The importance – both in quantity and quality- of unbaked earth constructions in the world is very little known. Believed to be of ancient origin, (it is associated with the early civilisations of the Nile, Tigris and Euphrates, Indus and Huang He), nowadays, earth is not usually regarded as a major building material. This is despite the fact that it continues to leave an undeniable and distinctive imprint on the architectural landscapes, both rural and urban, of many countries. Unbaked earth is still, in fact, a major building material, being used extensively by people to erect homes and other buildings. Although sites of human occupation have seen constant regeneration with the passage of time, unbaked earth construction has persisted. Excavated from the soil itself, and moulded by the hand of man (or trampled by beasts of burden), the result is a building material which is used in all forms of construction-from simple huts and modest homes, to farm buildings, large houses, urban blocks, religious edifices, castles and palaces. The skills employed are based on knowledge acquired and refined over a long period of time.
A contemporary building material
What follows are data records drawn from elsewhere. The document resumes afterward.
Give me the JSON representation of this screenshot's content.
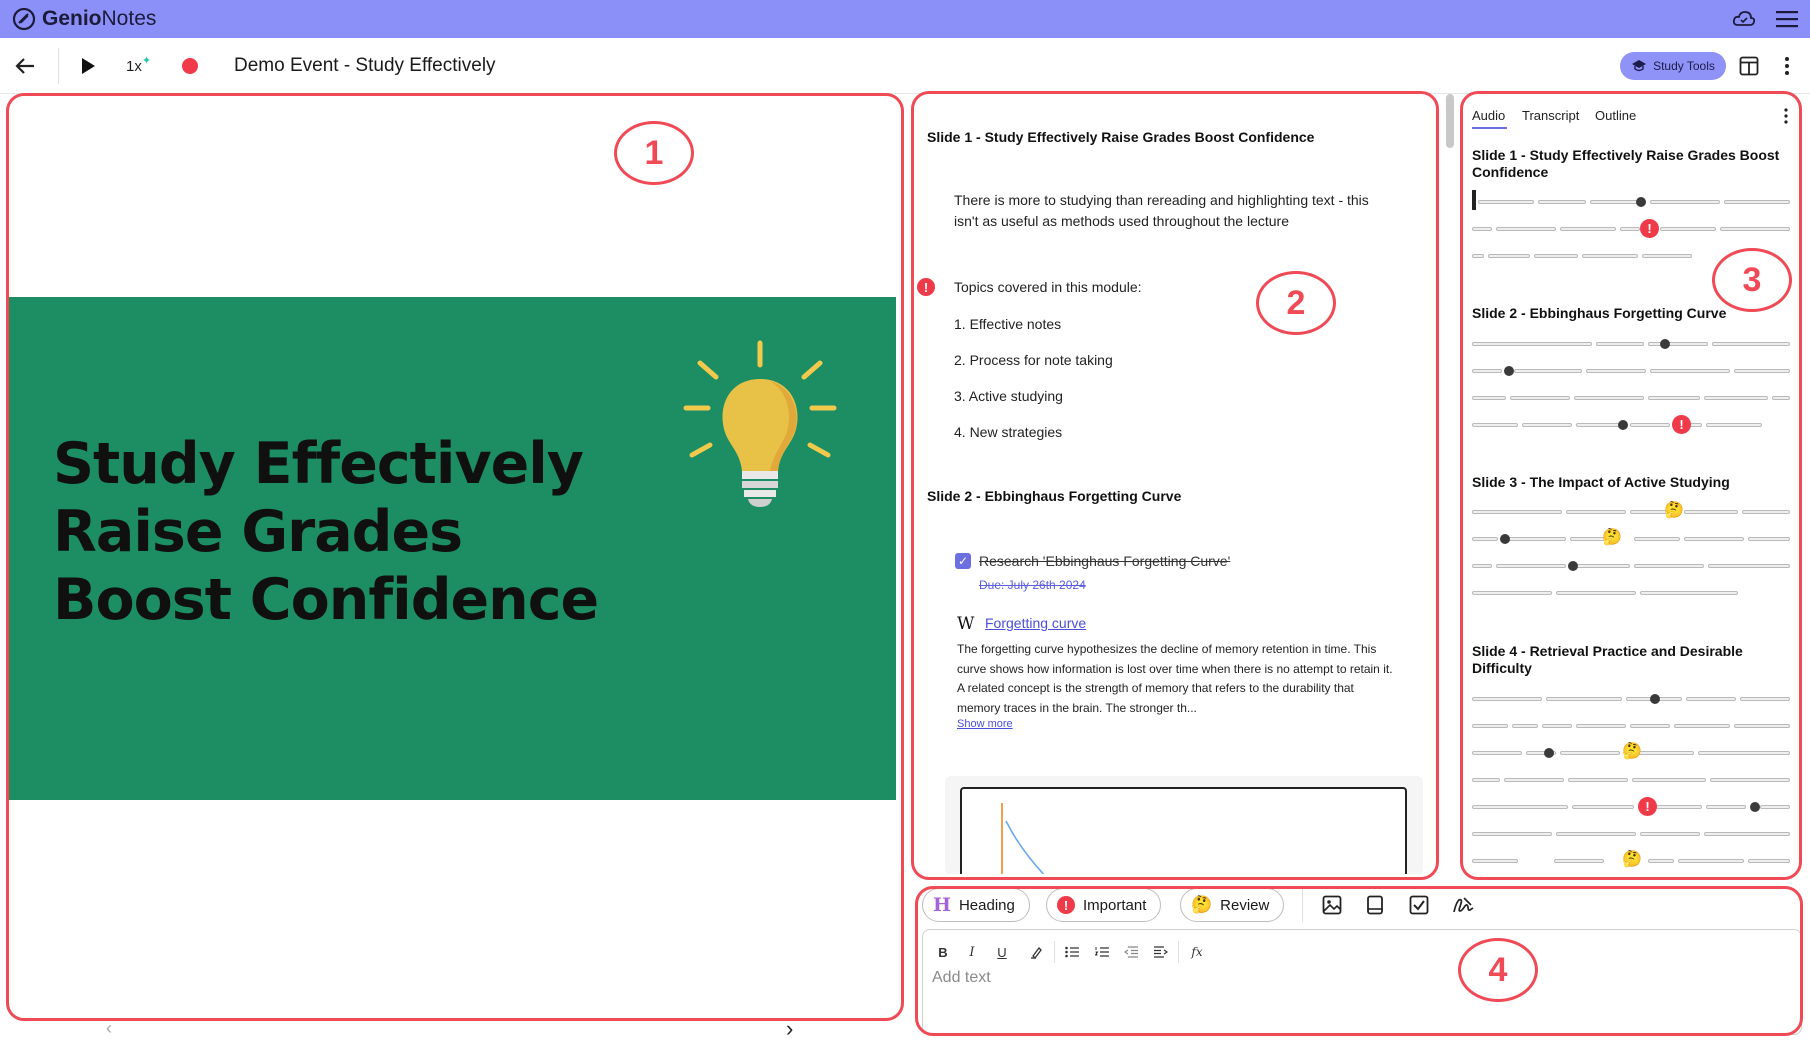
{
  "app": {
    "brand_genio": "Genio",
    "brand_notes": "Notes"
  },
  "toolbar": {
    "speed_label": "1x",
    "title": "Demo Event - Study Effectively",
    "study_tools_label": "Study Tools"
  },
  "slide": {
    "title_lines": [
      "Study Effectively",
      "Raise Grades",
      "Boost Confidence"
    ]
  },
  "callouts": {
    "one": "1",
    "two": "2",
    "three": "3",
    "four": "4"
  },
  "notes": {
    "slide1_heading": "Slide 1 - Study Effectively Raise Grades Boost Confidence",
    "slide1_para": "There is more to studying than rereading and highlighting text - this isn't as useful as methods used throughout the lecture",
    "topics_heading": "Topics covered in this module:",
    "topics": [
      "1. Effective notes",
      "2. Process for note taking",
      "3. Active studying",
      "4. New strategies"
    ],
    "slide2_heading": "Slide 2 - Ebbinghaus Forgetting Curve",
    "task_label": "Research 'Ebbinghaus Forgetting Curve'",
    "task_due": "Due: July 26th 2024",
    "wiki_letter": "W",
    "wiki_link": "Forgetting curve",
    "wiki_text": "The forgetting curve hypothesizes the decline of memory retention in time. This curve shows how information is lost over time when there is no attempt to retain it. A related concept is the strength of memory that refers to the durability that memory traces in the brain. The stronger th...",
    "show_more": "Show more"
  },
  "outline": {
    "tabs": [
      "Audio",
      "Transcript",
      "Outline"
    ],
    "active_tab": "Audio",
    "headings": [
      "Slide 1 - Study Effectively Raise Grades Boost Confidence",
      "Slide 2 - Ebbinghaus Forgetting Curve",
      "Slide 3 - The Impact of Active Studying",
      "Slide 4 - Retrieval Practice and Desirable Difficulty"
    ]
  },
  "editor": {
    "heading_label": "Heading",
    "important_label": "Important",
    "review_label": "Review",
    "placeholder": "Add text"
  },
  "colors": {
    "accent": "#8b8ff8",
    "slide_green": "#1d8d63",
    "callout": "#ef4a55",
    "important": "#ef3b49"
  }
}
While the use of earth in so called ‘advanced’ countries has declined in the 40 years since the end of the Second World War, in the developing countries it has continued unabated. In the former, the industrialisation of construction and other sweeping changes have rendered obsolete ancient techniques based on the use of local skills and materials, and on mutual help within communities. In the latter, various factors have dictated the continuing use of locally available solutions, materials and knowledge. These include shortages of processed materials (which are costly in both foreign currency and imported energy terms), the widening of the development ‘gap’, the accumulation of debt contracted within the international monetary system and the survival of local life-styles in which people are accustomed to coming to get her for mutual help for survival. In these countries, which have no industrial means, and which are to be found in various latitudes across the world, earth remains the main-if not the only- building material. Do these circumstances mean that it is a poor material, fashioned using outmoded techniques and unsuitable for promoting the development which is so necessary? The answer to this question is a clear ‘no’. On the contrary, the materials and techniques involved are generally of a high standard. They can ensure true architectural quality, allowing communities to continue creating their private or public living environments, and to integrate their buildings into a coherent framework of self-generated development which makes the most of the resources available, both human and material. In fact, scientific and architectural research into earth as a building material, and on related building techniques, has made considerable progress in recent decades. Combined with investments made by industrialists and construction companies, the result is that we now have a wide range of properly mastered production procedures and technical solutions available. These offer great flexibility in meeting a wide range of possible applications.”